Chatting with four-time World Champion Alain Prost and his son on the Richard Mille stand, which displayed a McLaren F1 car suspended from the ceiling and a new limited edition McLaren watch offered at $950,000, he wasn’t optimistic. Prost, as a former team owner and current advisor to Renault knows the inside scoop. The Renault team, now revitalized by incoming German ace and Le Mans champion Nico Hulkenberg and with an upgraded engine will continue to improve over the next 12 months, which is probably more than McLaren, which new US CEO Zak Brown told me is in a ‘transition year’ and unlikely to be much if anything improved over last year. Zak is working hard to turn the team around, invigorate the marketing and pull $35m plus out of at least 1 major blue chip sponsor for the next 5 years, no easy task in today’s viral marketing world, even for one of the world’s best.

I asked Paul Hembry, boss of Pirelli motorsport and the F1 program if the new ‘big’ tires would improve the overtaking and the show. “F1 has forgotten it’s in the entertainment business” was his measured reply. “Engineers are running the sport and I don’t think it will improve this year”. I guess Pirelli is lucky that Bridgestone and Michelin aren’t in the sport, as I’m not sure they would fare too well with the competition, although it would make the sport more exciting for sure. More costly, too, but then what doesn’t in F1?

Of course, all the drivers are looking forward to setting lap records with up to 1000 turbo charged horses strapped to their backs. The issue is that neither the fans watching live or on TV will really notice any difference visually other than on their stop watch. I, and most others, don’t expect Bottas to give Hamilton much trouble in qualifying or race mode, unless he’s been sandbagging for the past three years! The Red Bulls will be close behind and, most likely, the best competition to challenge for the season (both drivers are young and hungry and dynamo Verstappen will cause new drama for sure with his outrageous overtaking maneuvers!)... unless a miracle has occurred at Ferrari and Vettel and Arrivabene have made up and the engineering and aero department has found a new harmony. One can only hope!
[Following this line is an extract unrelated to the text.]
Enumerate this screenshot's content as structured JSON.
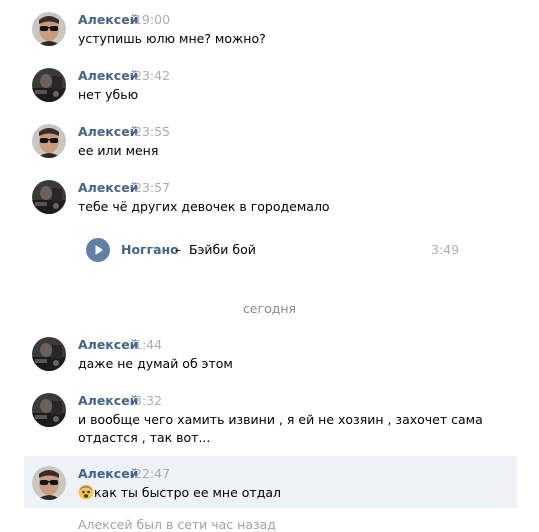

Expect Williams to pick up a podium and Force India to beat them again this year. I think Renault will improve dramatically and we will see a podium or two. This could be Alonso’s last year with McLaren or even in F1. I don’t care how much one loves a sport, it’s no fun blasting away midfield and although the promise of gold at the end of the rainbow is large, it’s also at least another two seasons away, if not three. Honda has to pull its socks up and stop operating as a secret supplier to McLaren rather than an integrated team partner. Frankly, its crazy how badly that union has developed.

No matter what, it will be a different feeling this season not seeing Mr. E. strolling around the starting grid, surveying his domain and all that he has built. Love him or hate him, he brought a very distinctive character and personality to the world of F1, something that it sorely needs again to revitalize the sport and invigorate the fans.